Assigned task: Below are records to reproduce in full; copy them exactly but keep the pictures out.

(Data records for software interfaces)
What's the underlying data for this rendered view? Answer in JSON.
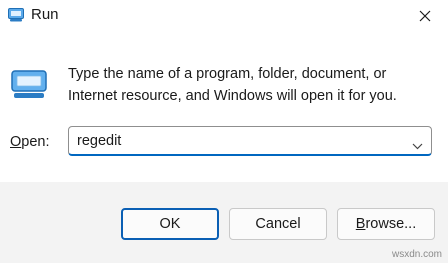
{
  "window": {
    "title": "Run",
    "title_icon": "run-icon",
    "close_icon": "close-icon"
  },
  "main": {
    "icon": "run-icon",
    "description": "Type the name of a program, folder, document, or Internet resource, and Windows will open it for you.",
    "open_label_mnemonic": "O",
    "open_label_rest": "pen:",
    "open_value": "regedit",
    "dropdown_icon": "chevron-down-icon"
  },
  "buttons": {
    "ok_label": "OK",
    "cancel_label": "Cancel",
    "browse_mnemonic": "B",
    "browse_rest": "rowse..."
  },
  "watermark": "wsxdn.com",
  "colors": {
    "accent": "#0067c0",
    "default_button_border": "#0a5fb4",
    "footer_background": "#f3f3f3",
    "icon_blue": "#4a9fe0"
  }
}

Reply:
What's the underlying data for this rendered view? Answer in JSON.
{
  "window": {
    "title": "Run",
    "title_icon": "run-icon",
    "close_icon": "close-icon"
  },
  "main": {
    "icon": "run-icon",
    "description": "Type the name of a program, folder, document, or Internet resource, and Windows will open it for you.",
    "open_label_mnemonic": "O",
    "open_label_rest": "pen:",
    "open_value": "regedit",
    "dropdown_icon": "chevron-down-icon"
  },
  "buttons": {
    "ok_label": "OK",
    "cancel_label": "Cancel",
    "browse_mnemonic": "B",
    "browse_rest": "rowse..."
  },
  "watermark": "wsxdn.com",
  "colors": {
    "accent": "#0067c0",
    "default_button_border": "#0a5fb4",
    "footer_background": "#f3f3f3",
    "icon_blue": "#4a9fe0"
  }
}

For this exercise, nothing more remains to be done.